The aim of this introductory course is to provide students with a framework for understanding and using case study methods in your own research. A constant theme throughout the course will be on debating the strengths and limitations of different small-n methods, illustrating the types and scopes of inferences that are possible, and whether and how they can be nested into mixed-methods research designs. The core text is a 2016 book on causal case study methods co-authored by the instructor.
The course can either be followed as a stand-alone three day module, or preferably as part of a series of courses relating to case study methods in the WSSR.
The course starts by introducing the debate on whether there is a divide between quantitative, large-n, variance-based and qualitative case study methods. This is followed by a discussion of different understandings of causality that underpin different methodologies, developing the foundations for three different variants of case-based methods.
Day 2 begins with an introduction to comparative logic, focusing in particular on Mill’s methods of agreement and difference, and the most-similar and most-different systems designs. The afternoon discusses how we can make inferences using non-variational, within-case evidence in case studies.
Day 3 introduces the two most prevalent within-case methods: congruence and process-tracing.
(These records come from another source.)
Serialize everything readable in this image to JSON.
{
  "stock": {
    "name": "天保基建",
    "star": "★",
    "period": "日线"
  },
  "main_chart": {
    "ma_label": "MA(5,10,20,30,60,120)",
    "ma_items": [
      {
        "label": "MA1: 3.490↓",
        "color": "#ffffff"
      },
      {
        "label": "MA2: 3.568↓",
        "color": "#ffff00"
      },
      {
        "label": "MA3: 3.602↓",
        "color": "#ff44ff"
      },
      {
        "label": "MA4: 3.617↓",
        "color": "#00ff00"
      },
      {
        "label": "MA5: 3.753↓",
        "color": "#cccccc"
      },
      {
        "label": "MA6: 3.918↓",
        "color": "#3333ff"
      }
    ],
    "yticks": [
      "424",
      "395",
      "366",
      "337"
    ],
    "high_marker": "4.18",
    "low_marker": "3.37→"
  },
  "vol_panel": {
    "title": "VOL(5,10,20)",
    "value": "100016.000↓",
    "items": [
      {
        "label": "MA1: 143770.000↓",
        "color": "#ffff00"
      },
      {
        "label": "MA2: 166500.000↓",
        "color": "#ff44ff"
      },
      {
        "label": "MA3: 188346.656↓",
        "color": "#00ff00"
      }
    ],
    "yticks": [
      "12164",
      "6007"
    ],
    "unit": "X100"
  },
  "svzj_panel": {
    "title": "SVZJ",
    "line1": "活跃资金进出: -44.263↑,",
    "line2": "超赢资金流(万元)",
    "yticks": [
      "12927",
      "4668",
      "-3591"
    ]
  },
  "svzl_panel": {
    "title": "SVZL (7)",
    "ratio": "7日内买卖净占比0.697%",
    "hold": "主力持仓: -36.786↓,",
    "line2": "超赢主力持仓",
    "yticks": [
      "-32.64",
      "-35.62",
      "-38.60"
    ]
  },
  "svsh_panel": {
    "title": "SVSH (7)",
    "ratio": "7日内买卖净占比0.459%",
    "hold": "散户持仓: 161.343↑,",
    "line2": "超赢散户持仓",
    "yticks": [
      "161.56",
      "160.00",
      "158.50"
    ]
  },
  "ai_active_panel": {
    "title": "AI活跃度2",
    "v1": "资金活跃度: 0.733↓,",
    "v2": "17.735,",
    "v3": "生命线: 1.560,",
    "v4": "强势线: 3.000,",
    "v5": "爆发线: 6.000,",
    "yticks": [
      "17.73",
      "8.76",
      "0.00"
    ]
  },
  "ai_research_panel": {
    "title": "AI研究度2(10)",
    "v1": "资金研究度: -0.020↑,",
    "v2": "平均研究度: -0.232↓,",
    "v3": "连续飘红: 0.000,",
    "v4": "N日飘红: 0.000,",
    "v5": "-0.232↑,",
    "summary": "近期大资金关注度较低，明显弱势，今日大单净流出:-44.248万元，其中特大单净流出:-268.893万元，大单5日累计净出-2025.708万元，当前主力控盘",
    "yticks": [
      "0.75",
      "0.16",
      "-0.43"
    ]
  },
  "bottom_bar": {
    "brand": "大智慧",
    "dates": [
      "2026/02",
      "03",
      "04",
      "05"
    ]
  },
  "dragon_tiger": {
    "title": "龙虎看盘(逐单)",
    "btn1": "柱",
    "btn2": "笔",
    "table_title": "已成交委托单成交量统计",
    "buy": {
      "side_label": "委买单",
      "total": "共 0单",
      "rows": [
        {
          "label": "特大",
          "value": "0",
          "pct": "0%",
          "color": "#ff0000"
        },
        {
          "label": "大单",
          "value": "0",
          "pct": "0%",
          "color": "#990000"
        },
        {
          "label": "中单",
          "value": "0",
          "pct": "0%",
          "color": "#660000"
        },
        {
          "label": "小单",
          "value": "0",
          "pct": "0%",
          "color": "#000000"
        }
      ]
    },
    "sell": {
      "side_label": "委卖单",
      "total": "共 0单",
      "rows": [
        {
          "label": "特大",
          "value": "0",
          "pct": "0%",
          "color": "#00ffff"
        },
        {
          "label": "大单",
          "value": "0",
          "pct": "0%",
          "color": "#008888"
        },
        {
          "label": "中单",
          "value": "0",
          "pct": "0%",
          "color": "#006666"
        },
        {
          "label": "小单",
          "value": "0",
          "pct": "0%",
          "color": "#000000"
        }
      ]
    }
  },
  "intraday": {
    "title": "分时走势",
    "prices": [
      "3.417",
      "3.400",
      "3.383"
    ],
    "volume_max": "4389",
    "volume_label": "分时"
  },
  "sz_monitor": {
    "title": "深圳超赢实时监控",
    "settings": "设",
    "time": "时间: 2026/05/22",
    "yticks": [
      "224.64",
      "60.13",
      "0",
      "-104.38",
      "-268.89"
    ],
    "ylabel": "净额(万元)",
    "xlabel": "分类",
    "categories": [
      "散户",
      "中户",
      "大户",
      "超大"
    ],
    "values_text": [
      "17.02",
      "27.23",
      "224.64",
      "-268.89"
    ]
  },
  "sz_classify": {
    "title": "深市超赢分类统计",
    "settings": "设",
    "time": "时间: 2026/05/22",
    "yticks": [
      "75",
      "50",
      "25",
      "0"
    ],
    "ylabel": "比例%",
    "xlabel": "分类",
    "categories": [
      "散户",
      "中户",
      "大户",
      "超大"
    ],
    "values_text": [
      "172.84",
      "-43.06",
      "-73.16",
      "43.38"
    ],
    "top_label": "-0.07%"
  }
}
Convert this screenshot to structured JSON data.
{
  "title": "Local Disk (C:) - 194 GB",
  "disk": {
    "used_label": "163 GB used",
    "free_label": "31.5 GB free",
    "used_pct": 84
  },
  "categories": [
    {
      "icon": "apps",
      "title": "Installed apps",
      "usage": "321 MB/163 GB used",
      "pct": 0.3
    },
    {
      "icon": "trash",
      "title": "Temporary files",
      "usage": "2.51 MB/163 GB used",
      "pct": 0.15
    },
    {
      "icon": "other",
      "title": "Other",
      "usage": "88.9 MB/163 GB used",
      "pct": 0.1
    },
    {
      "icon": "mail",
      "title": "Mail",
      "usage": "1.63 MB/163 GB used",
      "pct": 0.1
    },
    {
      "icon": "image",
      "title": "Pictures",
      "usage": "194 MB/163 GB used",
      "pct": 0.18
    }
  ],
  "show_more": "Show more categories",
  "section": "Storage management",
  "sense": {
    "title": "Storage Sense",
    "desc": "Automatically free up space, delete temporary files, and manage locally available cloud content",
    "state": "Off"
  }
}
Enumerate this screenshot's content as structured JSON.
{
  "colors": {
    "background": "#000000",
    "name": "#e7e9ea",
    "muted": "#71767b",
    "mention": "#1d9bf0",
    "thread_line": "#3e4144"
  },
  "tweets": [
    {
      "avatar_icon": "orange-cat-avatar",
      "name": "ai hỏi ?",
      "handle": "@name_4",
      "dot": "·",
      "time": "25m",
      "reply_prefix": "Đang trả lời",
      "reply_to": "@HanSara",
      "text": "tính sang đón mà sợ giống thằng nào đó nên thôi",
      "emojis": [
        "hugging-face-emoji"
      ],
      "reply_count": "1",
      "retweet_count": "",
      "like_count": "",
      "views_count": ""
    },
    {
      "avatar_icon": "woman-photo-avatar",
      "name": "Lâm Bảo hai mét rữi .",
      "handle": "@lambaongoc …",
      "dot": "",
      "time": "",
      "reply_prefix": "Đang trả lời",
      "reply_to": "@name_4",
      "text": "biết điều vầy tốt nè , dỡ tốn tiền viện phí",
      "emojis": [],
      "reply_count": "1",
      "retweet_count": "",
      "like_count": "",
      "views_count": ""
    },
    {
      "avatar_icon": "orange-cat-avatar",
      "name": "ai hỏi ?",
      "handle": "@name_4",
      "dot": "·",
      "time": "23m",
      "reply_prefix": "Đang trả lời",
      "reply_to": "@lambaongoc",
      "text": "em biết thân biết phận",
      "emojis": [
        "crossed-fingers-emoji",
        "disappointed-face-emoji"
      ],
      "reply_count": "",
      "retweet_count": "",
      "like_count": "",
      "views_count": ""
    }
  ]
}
The course concludes with a discussion of selection bias and how we can map populations of relatively causally homogeneous cases in case-based research.